- An inquiry into the circumstances leading to the manslaughter of a 24-year-old man by a 14-year-old girl has found “a failure of the system as a whole” to protect her and her victim.
- The report found that Child A suffered “significant and horrific trauma and abuse” and argues she is “more than a perpetrator of a terrible crime”.
- The child safeguarding practice review by Birmingham and West Sussex authorities found that the systems put in place to help the child throughout her troubled life had had “no effect at all”.
- Penny Thompson, independent chair of the Birmingham safeguarding children partnership, and Chris Robson, independent chair of the West Sussex safeguarding partnership reported that the services involved with the family did not fully understand her lived experience and impact of childhood trauma.
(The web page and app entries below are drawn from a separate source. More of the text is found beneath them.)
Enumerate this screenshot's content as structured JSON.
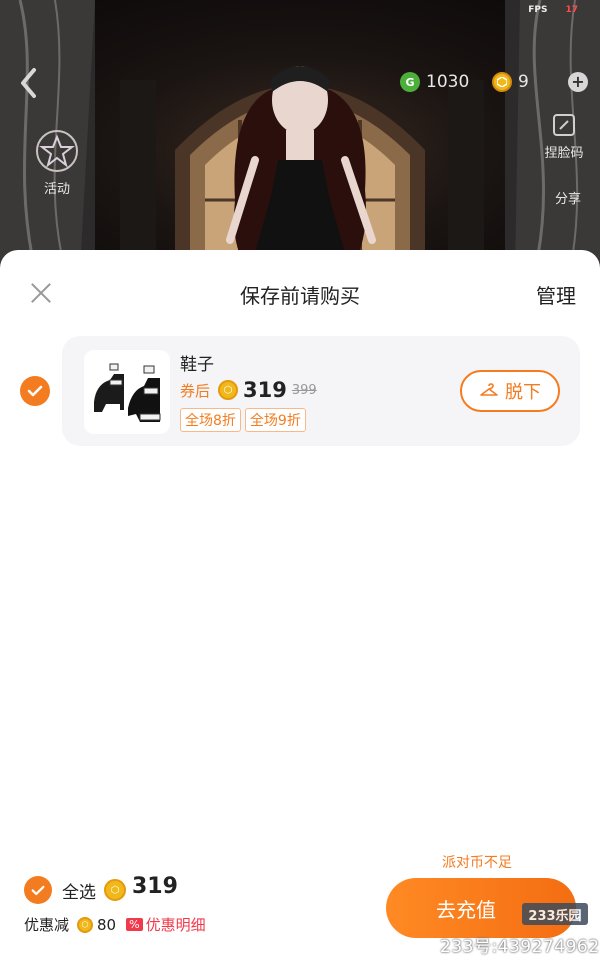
{
  "status": {
    "fps_label": "FPS",
    "fps_value": "17"
  },
  "hud": {
    "gem_symbol": "G",
    "gem_value": "1030",
    "coin_value": "9",
    "plus": "+",
    "activity_label": "活动",
    "facecode_label": "捏脸码",
    "share_label": "分享"
  },
  "sheet": {
    "title": "保存前请购买",
    "manage": "管理",
    "item": {
      "name": "鞋子",
      "after_coupon": "券后",
      "price": "319",
      "original_price": "399",
      "tags": [
        "全场8折",
        "全场9折"
      ],
      "take_off": "脱下",
      "thumbnail_icon": "platform-heels-icon"
    },
    "insufficient": "派对币不足",
    "select_all": "全选",
    "total": "319",
    "discount_label": "优惠减",
    "discount_amount": "80",
    "discount_pct": "%",
    "discount_detail": "优惠明细",
    "recharge": "去充值"
  },
  "watermark": {
    "badge": "233乐园",
    "text": "233号:439274962"
  },
  "colors": {
    "accent": "#f47c20",
    "coin": "#f0b81b",
    "gem": "#4caf3c",
    "discount_red": "#f03a4b"
  }
}
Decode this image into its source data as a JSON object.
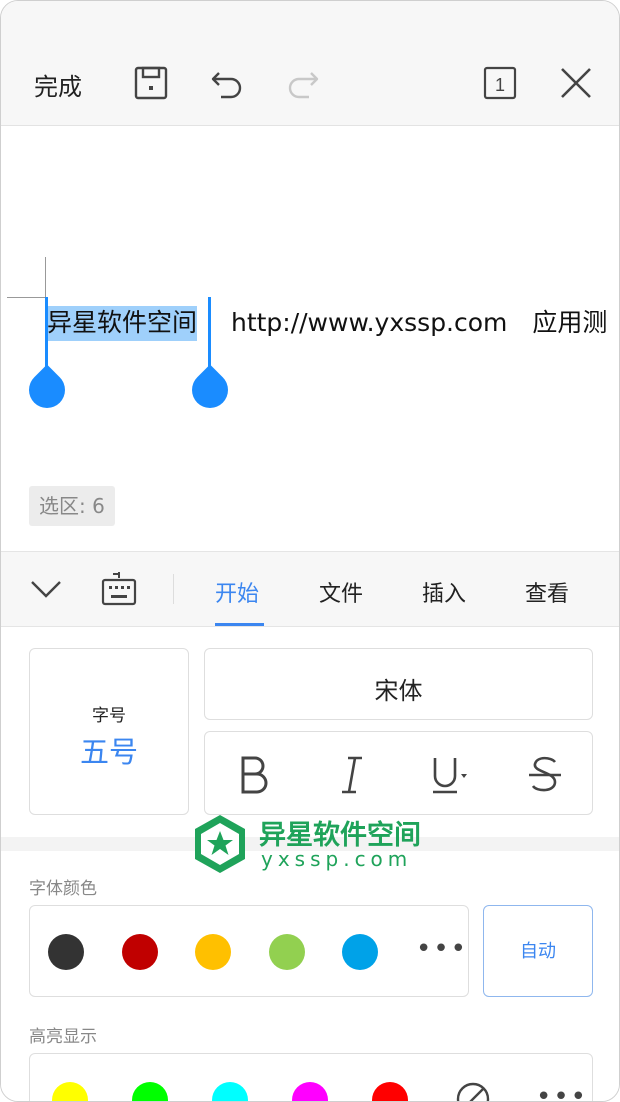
{
  "toolbar": {
    "done_label": "完成",
    "page_indicator": "1"
  },
  "document": {
    "selected_text": "异星软件空间",
    "rest_text": "http://www.yxssp.com　应用测",
    "selection_badge": "选区: 6"
  },
  "tabs": [
    {
      "label": "开始",
      "active": true
    },
    {
      "label": "文件",
      "active": false
    },
    {
      "label": "插入",
      "active": false
    },
    {
      "label": "查看",
      "active": false
    }
  ],
  "font_panel": {
    "size_label": "字号",
    "size_value": "五号",
    "font_name": "宋体"
  },
  "font_color": {
    "title": "字体颜色",
    "swatches": [
      "#333333",
      "#c00000",
      "#ffc000",
      "#92d050",
      "#00a2e8"
    ],
    "more_label": "•••",
    "auto_label": "自动"
  },
  "highlight": {
    "title": "高亮显示",
    "swatches": [
      "#ffff00",
      "#00ff00",
      "#00ffff",
      "#ff00ff",
      "#ff0000"
    ],
    "more_label": "•••"
  },
  "watermark": {
    "line1": "异星软件空间",
    "line2": "yxssp.com"
  },
  "colors": {
    "accent": "#3b86f0",
    "selection_handle": "#1a8cff",
    "selection_fill": "#9fd0fb"
  }
}
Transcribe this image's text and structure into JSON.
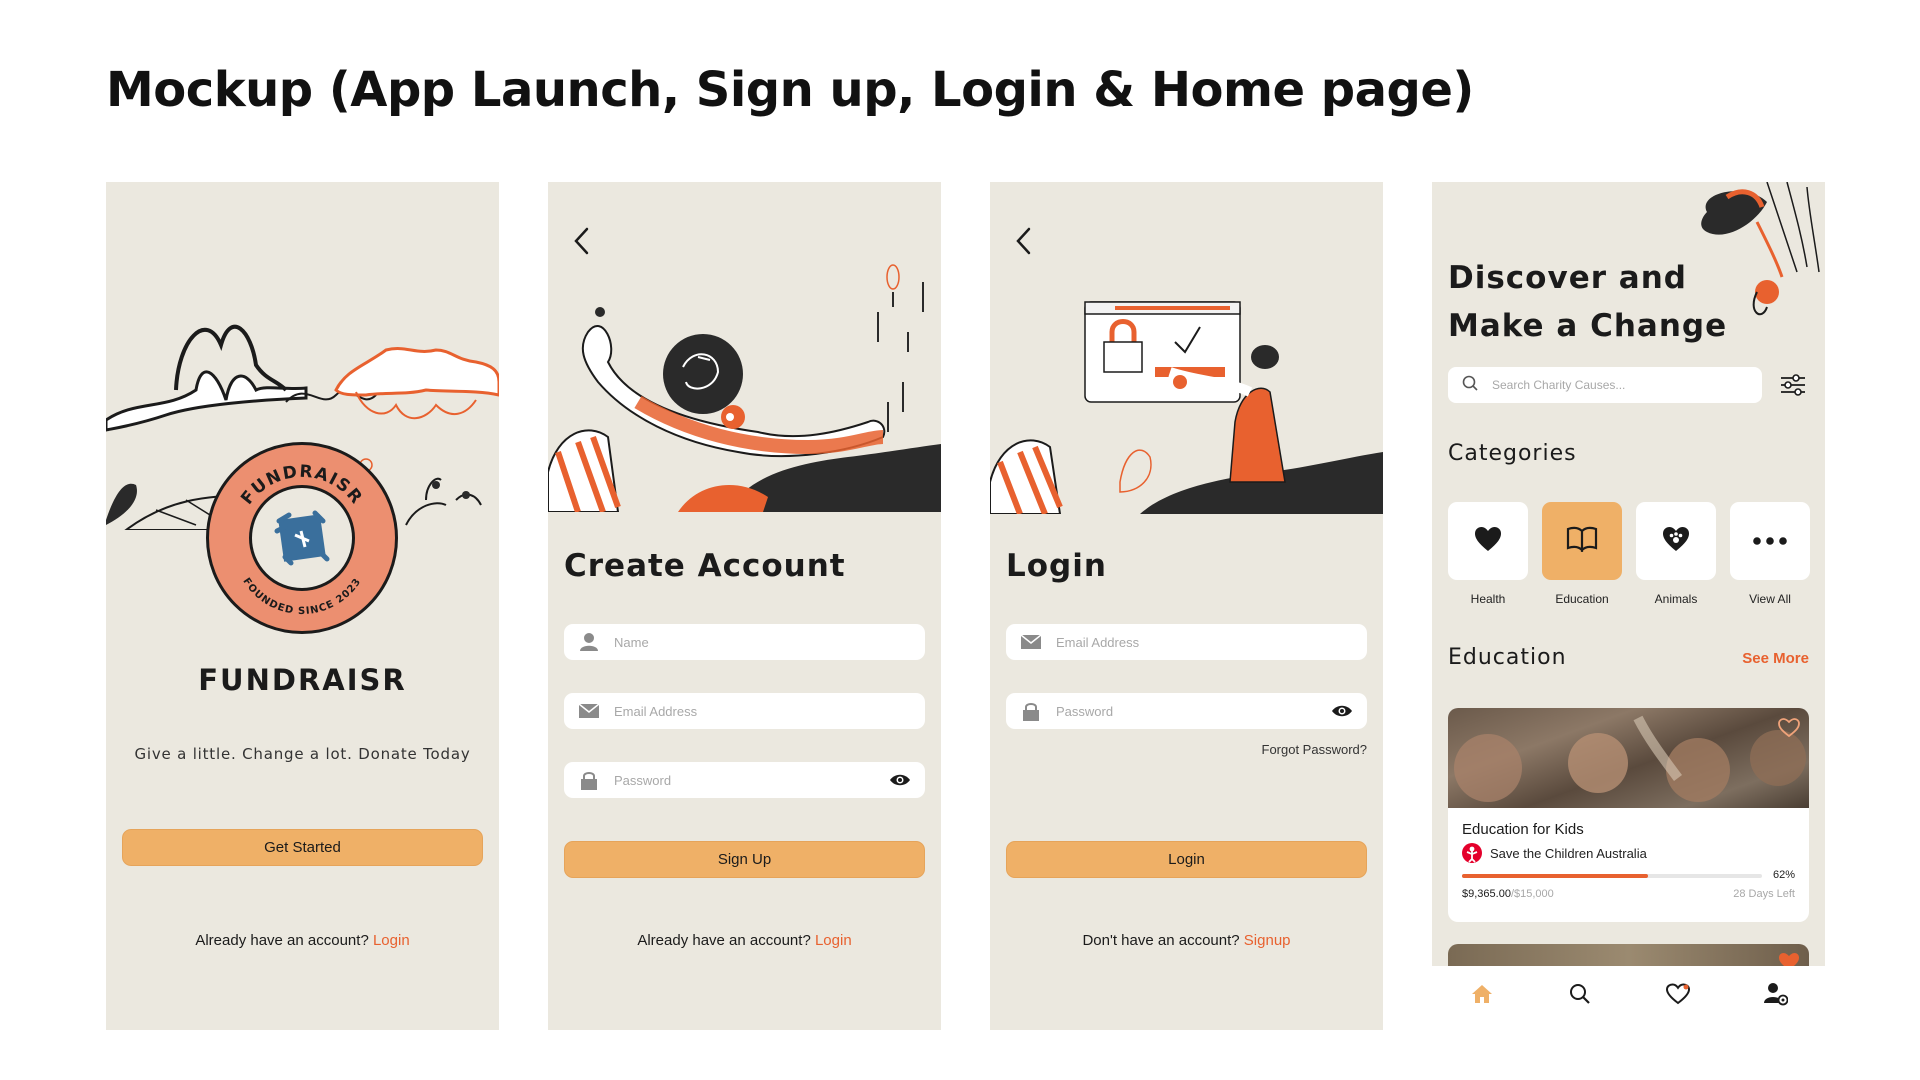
{
  "page_title": "Mockup (App Launch, Sign up, Login & Home page)",
  "colors": {
    "background": "#ebe8df",
    "accent": "#efb067",
    "link": "#e8612f",
    "brand_red": "#e8612f"
  },
  "launch": {
    "logo_ring_top": "FUNDRAISR",
    "logo_ring_bottom": "FOUNDED SINCE 2023",
    "app_name": "FUNDRAISR",
    "tagline": "Give a little. Change a lot. Donate Today",
    "cta": "Get Started",
    "footer_text": "Already have an account?",
    "footer_link": "Login"
  },
  "signup": {
    "heading": "Create Account",
    "name_placeholder": "Name",
    "email_placeholder": "Email Address",
    "password_placeholder": "Password",
    "submit": "Sign Up",
    "footer_text": "Already have an account?",
    "footer_link": "Login"
  },
  "login": {
    "heading": "Login",
    "email_placeholder": "Email Address",
    "password_placeholder": "Password",
    "forgot": "Forgot Password?",
    "submit": "Login",
    "footer_text": "Don't have an account?",
    "footer_link": "Signup"
  },
  "home": {
    "heading_line1": "Discover and",
    "heading_line2": "Make a Change",
    "search_placeholder": "Search Charity Causes...",
    "categories_title": "Categories",
    "categories": [
      {
        "label": "Health",
        "icon": "heart-icon",
        "active": false
      },
      {
        "label": "Education",
        "icon": "book-icon",
        "active": true
      },
      {
        "label": "Animals",
        "icon": "paw-heart-icon",
        "active": false
      },
      {
        "label": "View All",
        "icon": "more-icon",
        "active": false
      }
    ],
    "section_title": "Education",
    "see_more": "See More",
    "card": {
      "title": "Education for Kids",
      "org": "Save the Children Australia",
      "progress_percent": 62,
      "progress_label": "62%",
      "raised": "$9,365.00",
      "goal": "/$15,000",
      "days_left": "28 Days Left"
    },
    "nav": [
      "home-icon",
      "search-icon",
      "heart-icon",
      "profile-settings-icon"
    ]
  }
}
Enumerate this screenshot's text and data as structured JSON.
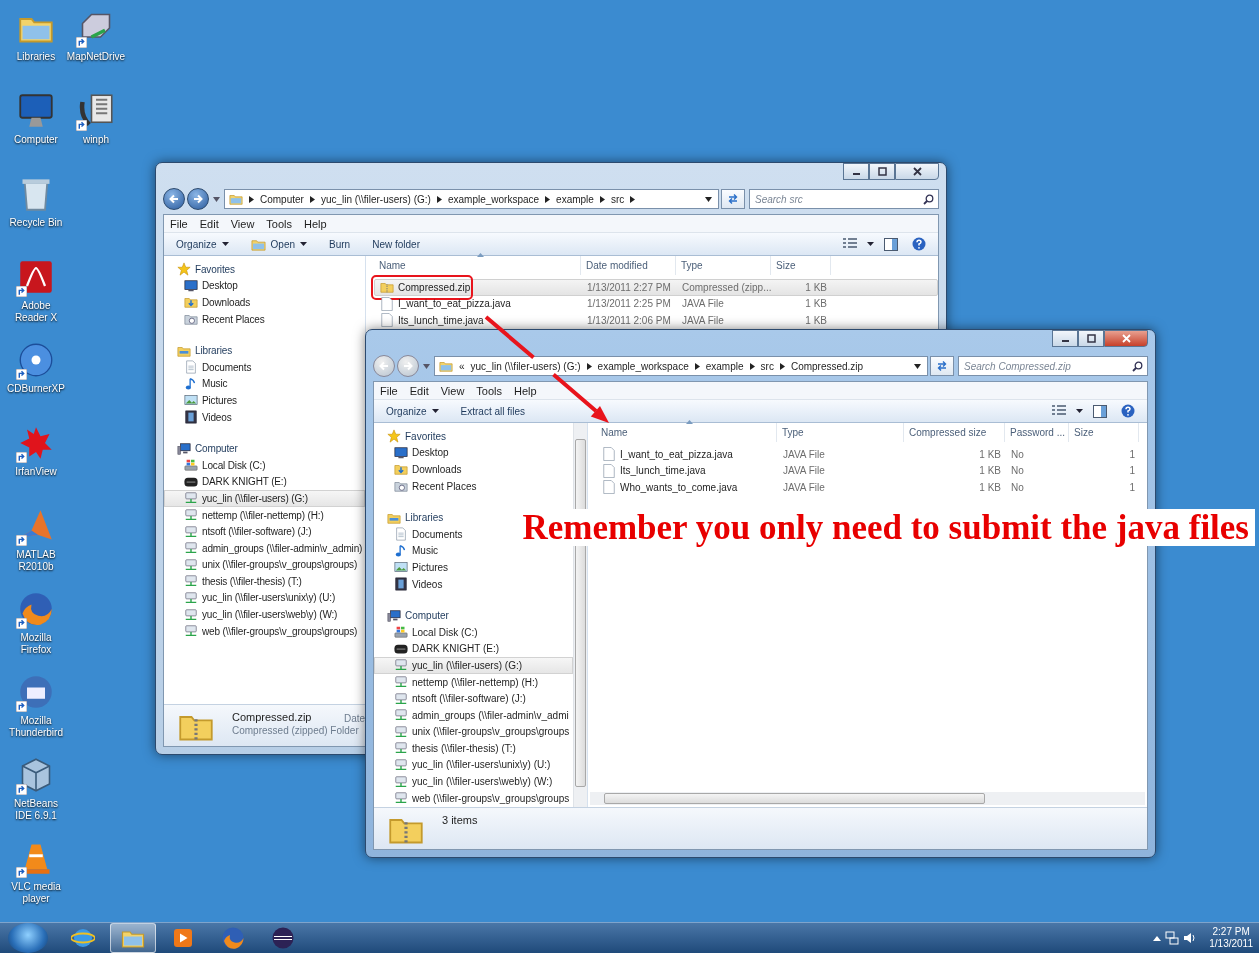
{
  "desktop_icons": [
    {
      "label": "Libraries",
      "kind": "folder",
      "shortcut": false
    },
    {
      "label": "Computer",
      "kind": "monitor",
      "shortcut": false
    },
    {
      "label": "Recycle Bin",
      "kind": "bin",
      "shortcut": false
    },
    {
      "label": "Adobe Reader X",
      "kind": "pdf",
      "shortcut": true
    },
    {
      "label": "CDBurnerXP",
      "kind": "disc",
      "shortcut": true
    },
    {
      "label": "IrfanView",
      "kind": "splat",
      "shortcut": true
    },
    {
      "label": "MATLAB R2010b",
      "kind": "peak",
      "shortcut": true
    },
    {
      "label": "Mozilla Firefox",
      "kind": "foxglobe",
      "shortcut": true
    },
    {
      "label": "Mozilla Thunderbird",
      "kind": "birdglobe",
      "shortcut": true
    },
    {
      "label": "NetBeans IDE 6.9.1",
      "kind": "cube",
      "shortcut": true
    },
    {
      "label": "VLC media player",
      "kind": "cone",
      "shortcut": true
    },
    {
      "label": "MapNetDrive",
      "kind": "netdrive",
      "shortcut": true
    },
    {
      "label": "winph",
      "kind": "phone",
      "shortcut": true
    }
  ],
  "windows": [
    {
      "active": false,
      "address": {
        "segments": [
          "Computer",
          "yuc_lin (\\\\filer-users) (G:)",
          "example_workspace",
          "example",
          "src"
        ],
        "trailing_separator": true
      },
      "search": {
        "placeholder": "Search src"
      },
      "menu": [
        "File",
        "Edit",
        "View",
        "Tools",
        "Help"
      ],
      "toolbar": [
        {
          "label": "Organize",
          "icon": false,
          "dropdown": true
        },
        {
          "label": "Open",
          "icon": true,
          "dropdown": true
        },
        {
          "label": "Burn",
          "icon": false,
          "dropdown": false
        },
        {
          "label": "New folder",
          "icon": false,
          "dropdown": false
        }
      ],
      "nav": [
        {
          "label": "Favorites",
          "kind": "star",
          "selected": false,
          "children": [
            {
              "label": "Desktop",
              "kind": "desktop",
              "selected": false
            },
            {
              "label": "Downloads",
              "kind": "downloads",
              "selected": false
            },
            {
              "label": "Recent Places",
              "kind": "recent",
              "selected": false
            }
          ]
        },
        {
          "label": "Libraries",
          "kind": "library",
          "selected": false,
          "children": [
            {
              "label": "Documents",
              "kind": "document",
              "selected": false
            },
            {
              "label": "Music",
              "kind": "music",
              "selected": false
            },
            {
              "label": "Pictures",
              "kind": "pictures",
              "selected": false
            },
            {
              "label": "Videos",
              "kind": "videos",
              "selected": false
            }
          ]
        },
        {
          "label": "Computer",
          "kind": "computer",
          "selected": false,
          "children": [
            {
              "label": "Local Disk (C:)",
              "kind": "disk",
              "selected": false
            },
            {
              "label": "DARK KNIGHT (E:)",
              "kind": "drive",
              "selected": false
            },
            {
              "label": "yuc_lin (\\\\filer-users) (G:)",
              "kind": "network",
              "selected": true
            },
            {
              "label": "nettemp (\\\\filer-nettemp) (H:)",
              "kind": "network",
              "selected": false
            },
            {
              "label": "ntsoft (\\\\filer-software) (J:)",
              "kind": "network",
              "selected": false
            },
            {
              "label": "admin_groups (\\\\filer-admin\\v_admin)",
              "kind": "network",
              "selected": false
            },
            {
              "label": "unix (\\\\filer-groups\\v_groups\\groups)",
              "kind": "network",
              "selected": false
            },
            {
              "label": "thesis (\\\\filer-thesis) (T:)",
              "kind": "network",
              "selected": false
            },
            {
              "label": "yuc_lin (\\\\filer-users\\unix\\y) (U:)",
              "kind": "network",
              "selected": false
            },
            {
              "label": "yuc_lin (\\\\filer-users\\web\\y) (W:)",
              "kind": "network",
              "selected": false
            },
            {
              "label": "web (\\\\filer-groups\\v_groups\\groups)",
              "kind": "network",
              "selected": false
            }
          ]
        }
      ],
      "columns": [
        {
          "label": "Name",
          "sorted": true
        },
        {
          "label": "Date modified",
          "sorted": false
        },
        {
          "label": "Type",
          "sorted": false
        },
        {
          "label": "Size",
          "sorted": false
        }
      ],
      "rows": [
        {
          "kind": "zip",
          "selected": true,
          "circled": true,
          "cells": [
            "Compressed.zip",
            "1/13/2011 2:27 PM",
            "Compressed (zipp...",
            "1 KB"
          ]
        },
        {
          "kind": "java",
          "selected": false,
          "circled": false,
          "cells": [
            "I_want_to_eat_pizza.java",
            "1/13/2011 2:25 PM",
            "JAVA File",
            "1 KB"
          ]
        },
        {
          "kind": "java",
          "selected": false,
          "circled": false,
          "cells": [
            "Its_lunch_time.java",
            "1/13/2011 2:06 PM",
            "JAVA File",
            "1 KB"
          ]
        }
      ],
      "details": {
        "title": "Compressed.zip",
        "subtitle": "Compressed (zipped) Folder",
        "extra": "Date"
      }
    },
    {
      "active": true,
      "address": {
        "leading": "«",
        "segments": [
          "yuc_lin (\\\\filer-users) (G:)",
          "example_workspace",
          "example",
          "src",
          "Compressed.zip"
        ],
        "trailing_separator": false
      },
      "search": {
        "placeholder": "Search Compressed.zip"
      },
      "menu": [
        "File",
        "Edit",
        "View",
        "Tools",
        "Help"
      ],
      "toolbar": [
        {
          "label": "Organize",
          "icon": false,
          "dropdown": true
        },
        {
          "label": "Extract all files",
          "icon": false,
          "dropdown": false
        }
      ],
      "nav": [
        {
          "label": "Favorites",
          "kind": "star",
          "selected": false,
          "children": [
            {
              "label": "Desktop",
              "kind": "desktop",
              "selected": false
            },
            {
              "label": "Downloads",
              "kind": "downloads",
              "selected": false
            },
            {
              "label": "Recent Places",
              "kind": "recent",
              "selected": false
            }
          ]
        },
        {
          "label": "Libraries",
          "kind": "library",
          "selected": false,
          "children": [
            {
              "label": "Documents",
              "kind": "document",
              "selected": false
            },
            {
              "label": "Music",
              "kind": "music",
              "selected": false
            },
            {
              "label": "Pictures",
              "kind": "pictures",
              "selected": false
            },
            {
              "label": "Videos",
              "kind": "videos",
              "selected": false
            }
          ]
        },
        {
          "label": "Computer",
          "kind": "computer",
          "selected": false,
          "children": [
            {
              "label": "Local Disk (C:)",
              "kind": "disk",
              "selected": false
            },
            {
              "label": "DARK KNIGHT (E:)",
              "kind": "drive",
              "selected": false
            },
            {
              "label": "yuc_lin (\\\\filer-users) (G:)",
              "kind": "network",
              "selected": true
            },
            {
              "label": "nettemp (\\\\filer-nettemp) (H:)",
              "kind": "network",
              "selected": false
            },
            {
              "label": "ntsoft (\\\\filer-software) (J:)",
              "kind": "network",
              "selected": false
            },
            {
              "label": "admin_groups (\\\\filer-admin\\v_admi",
              "kind": "network",
              "selected": false
            },
            {
              "label": "unix (\\\\filer-groups\\v_groups\\groups",
              "kind": "network",
              "selected": false
            },
            {
              "label": "thesis (\\\\filer-thesis) (T:)",
              "kind": "network",
              "selected": false
            },
            {
              "label": "yuc_lin (\\\\filer-users\\unix\\y) (U:)",
              "kind": "network",
              "selected": false
            },
            {
              "label": "yuc_lin (\\\\filer-users\\web\\y) (W:)",
              "kind": "network",
              "selected": false
            },
            {
              "label": "web (\\\\filer-groups\\v_groups\\groups",
              "kind": "network",
              "selected": false
            }
          ]
        }
      ],
      "columns": [
        {
          "label": "Name",
          "sorted": true
        },
        {
          "label": "Type",
          "sorted": false
        },
        {
          "label": "Compressed size",
          "sorted": false
        },
        {
          "label": "Password ...",
          "sorted": false
        },
        {
          "label": "Size",
          "sorted": false
        }
      ],
      "rows": [
        {
          "kind": "java",
          "selected": false,
          "circled": false,
          "cells": [
            "I_want_to_eat_pizza.java",
            "JAVA File",
            "1 KB",
            "No",
            "1"
          ]
        },
        {
          "kind": "java",
          "selected": false,
          "circled": false,
          "cells": [
            "Its_lunch_time.java",
            "JAVA File",
            "1 KB",
            "No",
            "1"
          ]
        },
        {
          "kind": "java",
          "selected": false,
          "circled": false,
          "cells": [
            "Who_wants_to_come.java",
            "JAVA File",
            "1 KB",
            "No",
            "1"
          ]
        }
      ],
      "details": {
        "title": "3 items"
      }
    }
  ],
  "annotation": {
    "text": "Remember you only need to submit the java files"
  },
  "taskbar": {
    "buttons": [
      {
        "kind": "ie",
        "active": false
      },
      {
        "kind": "explorer",
        "active": true
      },
      {
        "kind": "media",
        "active": false
      },
      {
        "kind": "firefox",
        "active": false
      },
      {
        "kind": "eclipse",
        "active": false
      }
    ],
    "time": "2:27 PM",
    "date": "1/13/2011"
  }
}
- They continued: “professionals did not gain a sound understanding of safeguarding risks and effective mitigations or interventions, which would have resulted in an enduring positive impact for this child and her family.”
- For more, please visit The Guardian website.